A new defence procurement agency?

Gowling WLG, an international law firm, reports that "As part of its 2019 election platform, the federal Liberals announced a plan for the creation of a new Crown agency that would be responsible for conducting procurements on behalf of the Department of National Defence and the Canadian Armed Forces, dubbed "Defence Procurement Canada" ... [but] … Continue reading A new defence procurement agency?

Another costly and unnecessary delay

Lee Berthiaume of the Canadian Press, in an article published in the National Post, writes that "Canada’s long-running effort to buy new fighter jets is facing another delay ... [because] ... The federal government announced Tuesday it is giving jet makers another three months to submit their proposals for replacing Canada’s aging CF-18s. Companies were … Continue reading Another costly and unnecessary delay

Let’s get cracking

One of the most important military commitments that Canada has ~ that any country can have, actually ~ is the defence of its own homeland. Canada's homeland is vast; we are the 2nd largest country in the world in area ~ at just under 10 million square kilometres we are second only to Russia (17+ … Continue reading Let’s get cracking

But that may prove impossible.

John Ibitson, writing in the Globe and Mail, suggests that Justin Trudeau might want to try what former diplomat, national strategic planner in the Privy Council Office,  and commentator David Mulroney refers to (on social media) as... ... "the "Ostrich" school of Canadian foreign policy."  It has, he says,  two pillars: First, "Canada has no … Continue reading But that may prove impossible.

A year-end thought on a vital issue

Murray Brewster, writing for CBC News, reports that "Canada's new frigates are being designed with ballistic missile defence in mind, even though successive federal governments have avoided taking part in the U.S. program ... [but, he ads] ... When they slip into the water some time in the mid-to-late 2020s, the new warships probably won't … Continue reading A year-end thought on a vital issue

Not surprising (2)

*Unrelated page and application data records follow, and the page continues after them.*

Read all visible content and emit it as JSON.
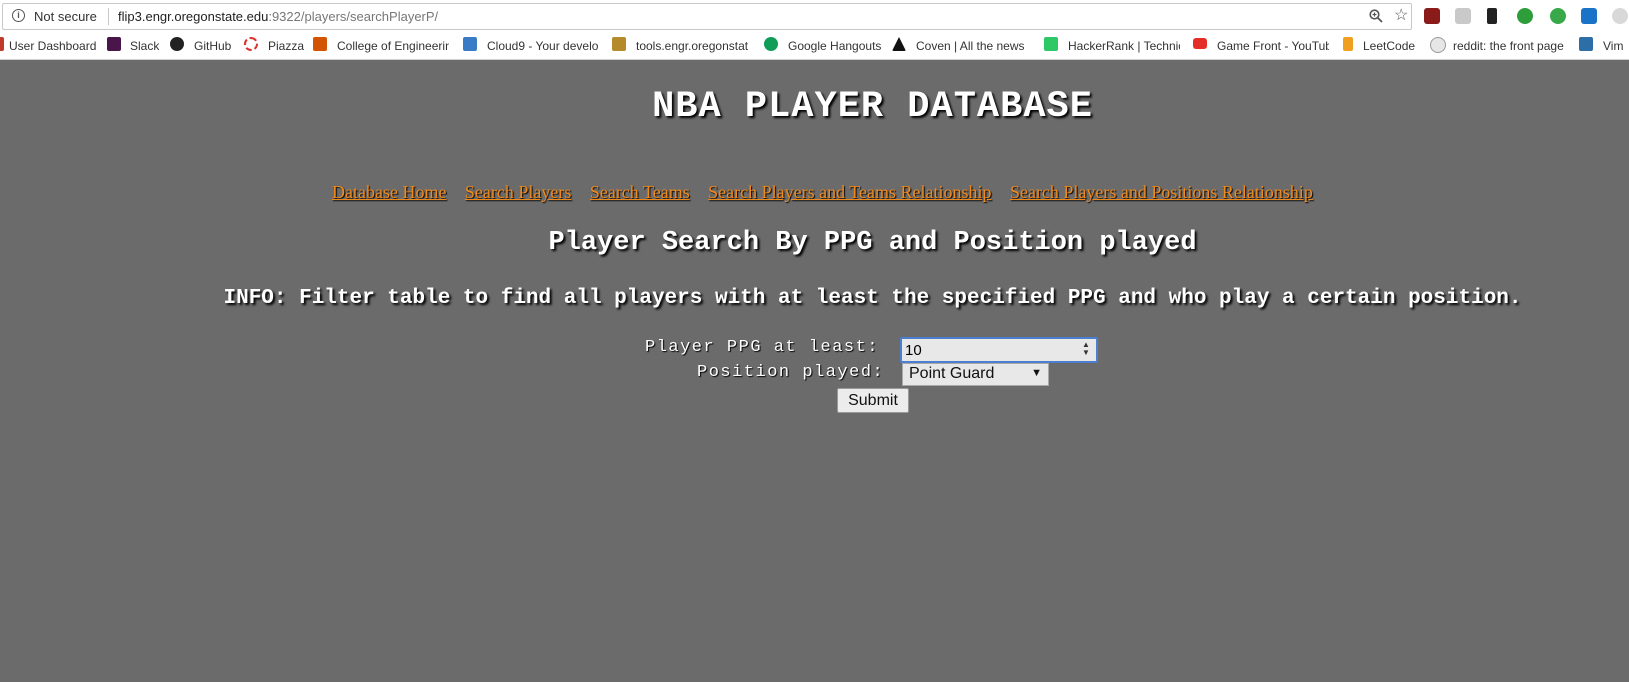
{
  "browser": {
    "security_label": "Not secure",
    "url_host": "flip3.engr.oregonstate.edu",
    "url_path": ":9322/players/searchPlayerP/",
    "bookmarks": [
      {
        "label": "User Dashboard",
        "icon": "dashboard-icon"
      },
      {
        "label": "Slack",
        "icon": "slack-icon"
      },
      {
        "label": "GitHub",
        "icon": "github-icon"
      },
      {
        "label": "Piazza",
        "icon": "piazza-icon"
      },
      {
        "label": "College of Engineerin",
        "icon": "osu-coe-icon"
      },
      {
        "label": "Cloud9 - Your develo",
        "icon": "cloud9-icon"
      },
      {
        "label": "tools.engr.oregonstat",
        "icon": "tools-icon"
      },
      {
        "label": "Google Hangouts",
        "icon": "hangouts-icon"
      },
      {
        "label": "Coven | All the news",
        "icon": "coven-icon"
      },
      {
        "label": "HackerRank | Technic",
        "icon": "hackerrank-icon"
      },
      {
        "label": "Game Front - YouTub",
        "icon": "youtube-icon"
      },
      {
        "label": "LeetCode",
        "icon": "leetcode-icon"
      },
      {
        "label": "reddit: the front page",
        "icon": "reddit-icon"
      },
      {
        "label": "Vim",
        "icon": "vim-icon"
      }
    ]
  },
  "page": {
    "title": "NBA PLAYER DATABASE",
    "nav": [
      "Database Home",
      "Search Players",
      "Search Teams",
      "Search Players and Teams Relationship",
      "Search Players and Positions Relationship"
    ],
    "subtitle": "Player Search By PPG and Position played",
    "info": "INFO: Filter table to find all players with at least the specified PPG and who play a certain position.",
    "form": {
      "ppg_label": "Player PPG at least:",
      "ppg_value": "10",
      "position_label": "Position played:",
      "position_value": "Point Guard",
      "submit_label": "Submit"
    }
  },
  "colors": {
    "background": "#6b6b6b",
    "link": "#f28a1a"
  }
}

David Pugliese, writing in the Ottawa Citizen, tells us that "Canadians won’t be allowed to work on parts of the country’s new surveillance aircraft because they contain sensitive American-made equipment that can only be handled by U.S. citizens." First, this 'NOFORN' designation is fairly (and I'm told increasingly) common in the United States. Canada has … Continue reading Not surprising (2)